Since its inception in 1963, the National Theatre, quite rightly, hasn’t promoted the dramatising of famous films. As far as I’m aware, the only exception to this was A Matter of Life and Death, a flat-footed deconstruction of Michael Powell and Emeric Pressburger’s World War II classic, which they co-presented in 2007 with Kneehigh Theatre. Now, 10 years on – with more success and admirable fidelity to the original – they’ve turned Paddy Chayefsky and Sidney Lumet’s Oscar-winning satire Network into a full-scale theatre piece.
Adapted by Lee Hall (who wrote Billy Elliot) and directed by high-flying Ivo van Hove, this vibrant flesh-and-blood version stars the magnetic Bryan Cranston of TV’s Breaking Bad, who, in the role originally created by Peter Finch, plays Howard Beale, an Ed Murrow-like newscaster working for UBS, a New York TV network in steep decline.
Low nightly ratings have taken its toll on Beale’s popularity, and regardless of his long and respected career as anchorman for the station’s 6:00 news, he has been fired.
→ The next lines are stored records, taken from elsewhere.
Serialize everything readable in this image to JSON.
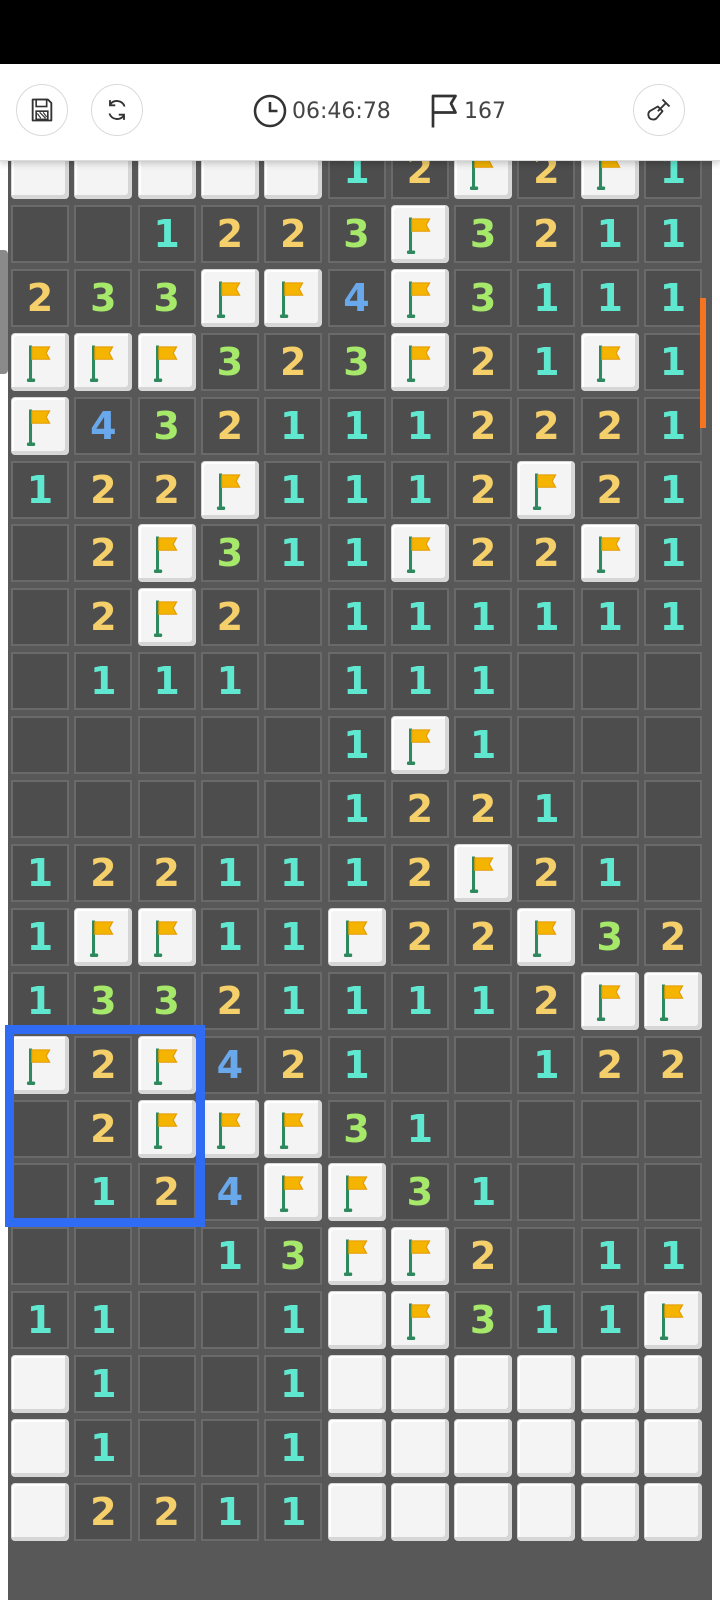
{
  "toolbar": {
    "save_icon": "floppy-disk-icon",
    "restart_icon": "refresh-icon",
    "timer_icon": "clock-icon",
    "timer": "06:46:78",
    "flag_icon": "flag-outline-icon",
    "flags_remaining": "167",
    "tool_icon": "shovel-icon"
  },
  "colors": {
    "one": "#5fe8cf",
    "two": "#f5cf6a",
    "three": "#a6e86a",
    "four": "#6aa8ec",
    "flag": "#f5b400",
    "selection": "#2f6bf3"
  },
  "board": {
    "legend": "digits = revealed number, 'F' = flagged cell, 'H' = unrevealed cell, '.' = revealed empty",
    "rows": [
      [
        "H",
        "H",
        "H",
        "H",
        "H",
        "1",
        "2",
        "F",
        "2",
        "F",
        "1"
      ],
      [
        ".",
        ".",
        "1",
        "2",
        "2",
        "3",
        "F",
        "3",
        "2",
        "1",
        "1"
      ],
      [
        "2",
        "3",
        "3",
        "F",
        "F",
        "4",
        "F",
        "3",
        "1",
        "1",
        "1"
      ],
      [
        "F",
        "F",
        "F",
        "3",
        "2",
        "3",
        "F",
        "2",
        "1",
        "F",
        "1"
      ],
      [
        "F",
        "4",
        "3",
        "2",
        "1",
        "1",
        "1",
        "2",
        "2",
        "2",
        "1"
      ],
      [
        "1",
        "2",
        "2",
        "F",
        "1",
        "1",
        "1",
        "2",
        "F",
        "2",
        "1"
      ],
      [
        ".",
        "2",
        "F",
        "3",
        "1",
        "1",
        "F",
        "2",
        "2",
        "F",
        "1"
      ],
      [
        ".",
        "2",
        "F",
        "2",
        ".",
        "1",
        "1",
        "1",
        "1",
        "1",
        "1"
      ],
      [
        ".",
        "1",
        "1",
        "1",
        ".",
        "1",
        "1",
        "1",
        ".",
        ".",
        "."
      ],
      [
        ".",
        ".",
        ".",
        ".",
        ".",
        "1",
        "F",
        "1",
        ".",
        ".",
        "."
      ],
      [
        ".",
        ".",
        ".",
        ".",
        ".",
        "1",
        "2",
        "2",
        "1",
        ".",
        "."
      ],
      [
        "1",
        "2",
        "2",
        "1",
        "1",
        "1",
        "2",
        "F",
        "2",
        "1",
        "."
      ],
      [
        "1",
        "F",
        "F",
        "1",
        "1",
        "F",
        "2",
        "2",
        "F",
        "3",
        "2"
      ],
      [
        "1",
        "3",
        "3",
        "2",
        "1",
        "1",
        "1",
        "1",
        "2",
        "F",
        "F"
      ],
      [
        "F",
        "2",
        "F",
        "4",
        "2",
        "1",
        ".",
        ".",
        "1",
        "2",
        "2"
      ],
      [
        ".",
        "2",
        "F",
        "F",
        "F",
        "3",
        "1",
        ".",
        ".",
        ".",
        "."
      ],
      [
        ".",
        "1",
        "2",
        "4",
        "F",
        "F",
        "3",
        "1",
        ".",
        ".",
        "."
      ],
      [
        ".",
        ".",
        ".",
        "1",
        "3",
        "F",
        "F",
        "2",
        ".",
        "1",
        "1"
      ],
      [
        "1",
        "1",
        ".",
        ".",
        "1",
        "H",
        "F",
        "3",
        "1",
        "1",
        "F"
      ],
      [
        "H",
        "1",
        ".",
        ".",
        "1",
        "H",
        "H",
        "H",
        "H",
        "H",
        "H"
      ],
      [
        "H",
        "1",
        ".",
        ".",
        "1",
        "H",
        "H",
        "H",
        "H",
        "H",
        "H"
      ],
      [
        "H",
        "2",
        "2",
        "1",
        "1",
        "H",
        "H",
        "H",
        "H",
        "H",
        "H"
      ]
    ]
  }
}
Signing off his newscast the day after he learns of his sacking, he informs his viewers that if they tune into his final appearance the following week, they’ll witness his suicide on air.
Following the predictable chaos triggered by this announcement, UBS’s executives reluctantly allow him to apologise to viewers the following evening. But rather than lamely comply, Beale goes wildly off script by fulminating against all the “bullshit” in the world today.
Understandably, UBS’s executives are apoplectic, until they discover that Beale’s so-called “apology” received the highest viewing figures the network has had in years. Overnight he inadvertently launches himself into the ratings stratosphere and becomes the hot new personality in TV’s fickle firmament. Unfortunately, it seriously compromises his sanity, and in the theatre, audiences get an up-close and personal view as they witness a devastating nervous breakdown in progress.
With astonishing prescience, Chayefsky satirises the national stranglehold television has on America. But at the same time, he (via Beale) also takes swipes at corporate greed, abuse of power, unscrupulous media manipulation and the insidious Arab infiltration into the American way of life. As Beale puts it, we’ve become “transistorised, deodorised, dehumanised, mass produced and regulated.”
Collective hysteria also looms large, and as in the film’s most famous scene, Beale’s mantra that he is mad as hell and isn’t going to take it anymore goes nationwide. But the public, who turned Beale into a latter-day Will Rogers, can cut down just as swiftly as they raise up, and when their unofficial spokesperson declares that human existence is utterly futile and purposeless, his fickle public switches off and watches his ratings drop.
As in the film, there’s a romantic (if it can be called that) sub-plot between ultra-ambitious, ratings-obsessed Diana Christensen and top network executive Max Schumacher, who happens to be Beales’ best friend. In the film, they were played by Fay Dunaway and William Holden. Here the roles go to by Michelle Dockery and Douglas Henshall.
Providing some perfunctory love interest, the couple’s most memorable scene shows them having full-on, albeit mechanical sex, during which Diana never stops talking about her daytime programming. Van Hove stages this scene from two points of view. We see it projected onto a big screen that dominates the back of the stage as well as in the flesh, where it is observed by an audience of diners who occupy a portion of Jan Versweyveld's extremely busy set, the basis of which is a TV studio complete with control rooms and executive offices.
Van Hove’s direction, always alive and alert, is substantially enhanced by Tel Yarden’s dizzying array of video images. Versweyveld’s complicated lighting designs and (sometimes irritatingly) Eric Sleichim’s music and sound effects.
Cranston’s central performance is a total triumph. As befits an actor who made his name in an iconic TV series, he is often seen in close-up on the big screen, and boy, does the camera love him. He has a riveting presence, and although there is no backstory to the character he plays, he is the sustaining power of a production whose adequate supporting cast members aren’t in the league of their celluloid counterparts.
Though there is no question that van Hove’s production has a sustainable inventive energy to it and that the material is as relevant today as it was 40 years ago – especially with the internet taking the place of television – I do wonder whether film adaptations are really something the National should be spending its resources on?
The bottom line is that in no respect does the stage version, which is often top-heavy in its didacticism and preachiness (and which, like the film, has a two-hour running time), ever improve on the original. For all its quality and topicality I just don’t see the point.